Rice added the utility also plays a role in helping attract companies to the state. It makes sense to ensure the region’s workers are educated and prepared for jobs in the pipeline, he said.

“We are also in the economic development business and us making these grants is a part of that strategy,” Rice said.

State officials and business leaders crowded Monday into a meeting room at the Entergy New Orleans building on Perdido Street for the announcement.

They echoed the same concern that framed much of the economic debate during the U.S. presidential election — technology is chipping away at quality jobs available to workers without a college degree. Many parts of the American workforce are playing catch-up.

“Jobs are being replaced by technology, by robotics,” Louisiana Economic Development Sec. Don Pierson said. “The jobs of tomorrow belong to an educated and well-trained workforce.”

Most of the $500,000 grant to Louisiana Economic Development will be used to support job training in north Louisiana. Low U.S. natural gas prices have driven a boom in outside investment in the state’s petrochemical industry, but most of those plants and jobs are in south Louisiana. State officials hope to attract new industries in north Louisiana and statewide by getting workers ready for the type of jobs that will be in demand over coming decades.

Engaging older workers who can be re-trained to do new jobs is a key part of that mission, Edwards said. He recalled a recent visit to Fletcher Technical Community College in Shriever, La. Most of the students were middle-aged men.

“We as a state are going to have to do a better job at identifying those adults who have some college credit, but not enough to have graduated,” Edwards said. “We need to communicate with those people and bring them back.”

Jump Start Video Network information

Jump Start is Louisiana’s innovative career and technical education (CTE) program. Jump Start prepares students to lead productive adult lives, capable of continuing their education after high school while earning certifications in high-wage career sectors.

Students are required to attain industry-promulgated, industry-valued credentials in order to graduate with a Career Diploma. (Jump Start is an elective path for students pursuing a university-preparatory diploma.)

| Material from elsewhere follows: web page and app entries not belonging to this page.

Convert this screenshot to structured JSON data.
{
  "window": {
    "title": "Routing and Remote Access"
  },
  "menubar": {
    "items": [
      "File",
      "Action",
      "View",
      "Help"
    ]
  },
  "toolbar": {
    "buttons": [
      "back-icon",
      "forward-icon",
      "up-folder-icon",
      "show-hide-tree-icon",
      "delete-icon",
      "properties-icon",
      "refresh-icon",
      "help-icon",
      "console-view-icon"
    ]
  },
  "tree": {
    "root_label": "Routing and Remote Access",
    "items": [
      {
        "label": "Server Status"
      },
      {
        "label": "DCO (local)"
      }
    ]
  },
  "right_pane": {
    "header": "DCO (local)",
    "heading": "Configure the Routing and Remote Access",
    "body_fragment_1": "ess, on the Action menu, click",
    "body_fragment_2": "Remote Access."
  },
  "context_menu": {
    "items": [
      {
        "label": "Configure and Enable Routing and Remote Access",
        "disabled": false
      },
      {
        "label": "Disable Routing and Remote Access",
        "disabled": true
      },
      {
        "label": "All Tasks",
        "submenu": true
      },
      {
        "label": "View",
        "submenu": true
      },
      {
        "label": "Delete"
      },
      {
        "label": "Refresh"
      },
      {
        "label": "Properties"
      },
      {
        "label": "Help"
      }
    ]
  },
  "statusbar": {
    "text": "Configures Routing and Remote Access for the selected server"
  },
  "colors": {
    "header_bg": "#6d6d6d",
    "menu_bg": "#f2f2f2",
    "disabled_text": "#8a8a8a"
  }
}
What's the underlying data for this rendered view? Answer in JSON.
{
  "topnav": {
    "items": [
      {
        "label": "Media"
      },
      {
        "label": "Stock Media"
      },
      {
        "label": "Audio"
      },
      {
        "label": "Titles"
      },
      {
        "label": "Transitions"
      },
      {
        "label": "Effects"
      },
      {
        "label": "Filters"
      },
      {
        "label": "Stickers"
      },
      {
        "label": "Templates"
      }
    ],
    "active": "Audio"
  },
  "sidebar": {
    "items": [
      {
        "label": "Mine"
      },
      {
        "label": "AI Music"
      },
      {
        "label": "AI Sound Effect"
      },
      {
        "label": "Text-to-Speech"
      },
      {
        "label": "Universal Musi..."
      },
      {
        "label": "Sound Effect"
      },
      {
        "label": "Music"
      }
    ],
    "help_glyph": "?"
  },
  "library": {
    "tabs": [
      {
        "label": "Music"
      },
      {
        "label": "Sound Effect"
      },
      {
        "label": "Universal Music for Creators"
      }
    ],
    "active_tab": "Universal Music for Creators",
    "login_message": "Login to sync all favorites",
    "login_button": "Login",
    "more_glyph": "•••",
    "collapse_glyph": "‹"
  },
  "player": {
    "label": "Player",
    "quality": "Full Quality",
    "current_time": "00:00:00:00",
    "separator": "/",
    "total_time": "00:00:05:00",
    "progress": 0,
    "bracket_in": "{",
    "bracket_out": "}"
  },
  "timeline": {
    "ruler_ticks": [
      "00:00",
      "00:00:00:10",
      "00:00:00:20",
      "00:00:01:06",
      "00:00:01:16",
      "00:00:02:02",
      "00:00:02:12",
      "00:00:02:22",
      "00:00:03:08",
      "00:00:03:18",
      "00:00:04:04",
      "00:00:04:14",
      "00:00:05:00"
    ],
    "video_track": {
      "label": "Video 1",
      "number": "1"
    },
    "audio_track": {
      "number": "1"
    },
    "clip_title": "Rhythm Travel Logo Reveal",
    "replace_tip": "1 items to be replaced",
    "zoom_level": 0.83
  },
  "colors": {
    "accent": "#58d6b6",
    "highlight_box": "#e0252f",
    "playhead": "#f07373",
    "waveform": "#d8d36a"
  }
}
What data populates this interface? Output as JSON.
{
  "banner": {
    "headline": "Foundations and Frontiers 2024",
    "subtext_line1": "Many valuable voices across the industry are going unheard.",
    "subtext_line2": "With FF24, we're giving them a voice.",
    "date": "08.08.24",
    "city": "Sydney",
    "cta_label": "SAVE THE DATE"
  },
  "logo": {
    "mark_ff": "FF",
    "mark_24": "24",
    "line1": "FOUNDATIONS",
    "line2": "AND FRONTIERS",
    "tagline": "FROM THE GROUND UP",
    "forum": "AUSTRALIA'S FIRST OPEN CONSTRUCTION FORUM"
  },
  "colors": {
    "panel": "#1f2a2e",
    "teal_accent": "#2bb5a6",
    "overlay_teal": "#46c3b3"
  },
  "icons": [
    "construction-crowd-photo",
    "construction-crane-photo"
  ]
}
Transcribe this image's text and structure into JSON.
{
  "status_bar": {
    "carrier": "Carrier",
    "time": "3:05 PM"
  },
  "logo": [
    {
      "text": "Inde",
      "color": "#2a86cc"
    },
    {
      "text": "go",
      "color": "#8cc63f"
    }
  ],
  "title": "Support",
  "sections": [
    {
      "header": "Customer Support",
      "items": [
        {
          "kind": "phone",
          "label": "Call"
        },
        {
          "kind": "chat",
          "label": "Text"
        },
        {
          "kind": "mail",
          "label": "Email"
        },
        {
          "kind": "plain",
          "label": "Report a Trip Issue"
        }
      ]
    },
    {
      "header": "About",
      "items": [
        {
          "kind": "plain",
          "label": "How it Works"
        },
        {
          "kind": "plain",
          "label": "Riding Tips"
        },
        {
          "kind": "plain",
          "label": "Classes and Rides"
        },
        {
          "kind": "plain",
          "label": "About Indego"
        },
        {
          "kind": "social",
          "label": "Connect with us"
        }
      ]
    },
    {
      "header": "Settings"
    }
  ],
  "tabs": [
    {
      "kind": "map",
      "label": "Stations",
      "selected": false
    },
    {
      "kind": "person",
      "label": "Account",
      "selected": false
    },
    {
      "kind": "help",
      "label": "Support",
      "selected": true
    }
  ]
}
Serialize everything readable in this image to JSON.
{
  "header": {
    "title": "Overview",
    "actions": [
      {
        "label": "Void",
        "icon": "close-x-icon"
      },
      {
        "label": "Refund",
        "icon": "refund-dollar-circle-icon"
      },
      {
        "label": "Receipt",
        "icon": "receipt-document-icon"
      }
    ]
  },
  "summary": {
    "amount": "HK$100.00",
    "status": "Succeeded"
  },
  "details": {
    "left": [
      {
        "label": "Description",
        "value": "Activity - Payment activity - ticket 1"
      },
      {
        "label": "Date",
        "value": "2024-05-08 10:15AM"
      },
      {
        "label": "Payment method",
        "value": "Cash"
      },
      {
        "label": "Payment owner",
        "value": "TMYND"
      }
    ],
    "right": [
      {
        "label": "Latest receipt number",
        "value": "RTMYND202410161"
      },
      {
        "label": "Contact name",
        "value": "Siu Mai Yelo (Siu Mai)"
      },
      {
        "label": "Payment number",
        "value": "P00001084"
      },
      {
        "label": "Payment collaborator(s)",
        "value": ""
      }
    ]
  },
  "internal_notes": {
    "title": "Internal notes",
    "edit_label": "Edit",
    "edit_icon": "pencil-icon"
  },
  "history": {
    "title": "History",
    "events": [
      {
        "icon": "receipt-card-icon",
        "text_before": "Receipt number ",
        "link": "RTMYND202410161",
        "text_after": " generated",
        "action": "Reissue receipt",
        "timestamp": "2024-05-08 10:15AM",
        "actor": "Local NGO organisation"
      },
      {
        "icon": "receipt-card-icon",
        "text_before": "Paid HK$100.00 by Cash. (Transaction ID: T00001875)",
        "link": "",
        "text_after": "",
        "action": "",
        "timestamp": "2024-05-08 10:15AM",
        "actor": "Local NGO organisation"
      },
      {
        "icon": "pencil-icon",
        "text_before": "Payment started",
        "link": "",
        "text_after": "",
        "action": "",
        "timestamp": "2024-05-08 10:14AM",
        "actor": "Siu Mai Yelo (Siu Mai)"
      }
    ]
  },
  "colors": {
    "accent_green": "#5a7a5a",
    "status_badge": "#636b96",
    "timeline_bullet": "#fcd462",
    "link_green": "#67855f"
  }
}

Schools receive the same accountability grade credit for preparing students for careers in high-demand job sectors as they do for students who achieve top academic honors.

Find out more here: